It seems that almost all your friends' names on MSN have added a little
green "i'm" symbol overnight. If you ask what is going on, someone will
tell you it's a charity initiative and send you an intro link.
Though this charity program has not yet officially launched for Chinese
users, this little green symbol has proven popular among Chinese Windows
Live Messenger users.
Windows Live Messenger's official blog announced
on March 1 that Microsoft was launching an "i'm" program in United
States. Every time someone starts a conversation using i'm, Microsoft
shares a portion of the program's advertising revenue with nine
organizations dedicated to social causes. With every instant message
a user sends, it
helps address issues one feels most passionate about, including poverty,
child protection, disease and environmental degradation.
One only has to add certain code next to one's name for the
organization one would like to support. "*red'u" is for the American Red
Cross, "*bqca" is for Boys & Girls Clubs of America and "*unicef"
stands for the American branch of UNICEF.
After a Chinese blogger named "hung" introduced this program on his
blog on March 2, "i'm" has invaded the Internet in China with no actual
promotional campaign from Microsoft.
Beijing-based Youth Weekend reported that famous IT blogger Keso
regarded this program's rapid spread as a successful virus marketing case.
He thinks that the success of the "i'm" program is because it's spread by
users without being a bother to others. This answers why "i'm" has spread
so rapidly across the Internet like a virus with almost no promotion.
However, Feng Jinhu from the press center for Microsoft China told
Youth Weekend that the "i'm" project is only eligible for Messenger users
in United States. Instant messages sent by Chinese users would not count.
This has not affected Chinese Messenger users' passion for the little
green symbol.
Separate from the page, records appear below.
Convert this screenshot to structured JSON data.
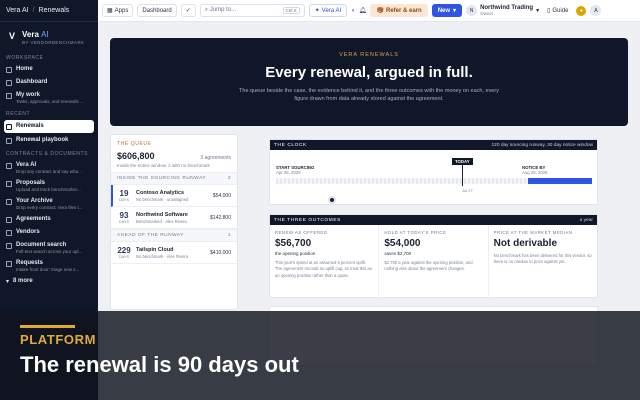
{
  "sidebar": {
    "header_app": "Vera AI",
    "header_page": "Renewals",
    "brand_name": "Vera",
    "brand_ai": "AI",
    "brand_sub": "BY VENDORBENCHMARK",
    "workspace_label": "WORKSPACE",
    "home": "Home",
    "dashboard": "Dashboard",
    "my_work": "My work",
    "my_work_desc": "Tasks, approvals, and renewals ...",
    "recent_label": "RECENT",
    "renewals": "Renewals",
    "renewal_playbook": "Renewal playbook",
    "contracts_label": "CONTRACTS & DOCUMENTS",
    "vera_ai": "Vera AI",
    "vera_ai_desc": "Drop any contract and say wha...",
    "proposals": "Proposals",
    "proposals_desc": "Upload and track benchmarkin...",
    "your_archive": "Your Archive",
    "your_archive_desc": "Drop every contract; Vera files t...",
    "agreements": "Agreements",
    "vendors": "Vendors",
    "document_search": "Document search",
    "document_search_desc": "Full-text search across your upl...",
    "requests": "Requests",
    "requests_desc": "Intake front door: triage new s...",
    "more": "8 more"
  },
  "topbar": {
    "apps": "Apps",
    "dashboard": "Dashboard",
    "search_placeholder": "Jump to...",
    "search_kbd": "Ctrl K",
    "vera_ai": "Vera AI",
    "refer": "Refer & earn",
    "new": "New",
    "org_initial": "N",
    "org_name": "Northwind Trading",
    "org_role": "Owner",
    "guide": "Guide",
    "user_initial": "A"
  },
  "hero": {
    "kicker": "VERA RENEWALS",
    "title": "Every renewal, argued in full.",
    "body": "The queue beside the case, the evidence behind it, and the three outcomes with the money on each, every figure drawn from data already stored against the agreement."
  },
  "queue": {
    "title": "THE QUEUE",
    "amount": "$606,800",
    "count": "3 agreements",
    "subtitle": "Inside the notice window, 2 with no benchmark",
    "group1": "INSIDE THE SOURCING RUNWAY",
    "group1_count": "2",
    "group2": "AHEAD OF THE RUNWAY",
    "group2_count": "1",
    "days_unit": "DAYS",
    "rows": [
      {
        "days": "19",
        "name": "Contoso Analytics",
        "status": "No benchmark · unassigned",
        "value": "$54,000"
      },
      {
        "days": "93",
        "name": "Northwind Software",
        "status": "Benchmarked · Alex Rivera",
        "value": "$142,800"
      },
      {
        "days": "229",
        "name": "Tailspin Cloud",
        "status": "No benchmark · Alex Rivera",
        "value": "$410,000"
      }
    ]
  },
  "clock": {
    "title": "THE CLOCK",
    "note": "120 day sourcing runway, 30 day notice window",
    "start_label": "START SOURCING",
    "start_date": "Apr 28, 2026",
    "today": "TODAY",
    "notice_label": "NOTICE BY",
    "notice_date": "Aug 26, 2026",
    "end_date": "Jul 27",
    "progress_fraction": 0.59
  },
  "outcomes": {
    "title": "THE THREE OUTCOMES",
    "note": "a year",
    "cols": [
      {
        "k": "RENEW AS OFFERED",
        "v": "$56,700",
        "s": "the opening position",
        "d": "This year's spend at an assumed 5 percent uplift. The agreement records no uplift cap, so treat this as an opening position rather than a quote."
      },
      {
        "k": "HOLD AT TODAY'S PRICE",
        "v": "$54,000",
        "s": "saves $2,700",
        "d": "$2,700 a year against the opening position, and nothing else about the agreement changes."
      },
      {
        "k": "PRICE AT THE MARKET MEDIAN",
        "v": "Not derivable",
        "s": "",
        "d": "No benchmark has been delivered for this vendor, so there is no median to price against yet."
      }
    ]
  },
  "overlay": {
    "kicker": "PLATFORM",
    "title": "The renewal is 90 days out"
  },
  "colors": {
    "navy": "#0f1728",
    "accent": "#2f55e4",
    "amber": "#e2a93b"
  }
}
These users hope their instant messages will actually become
donations to charitable organizations someday.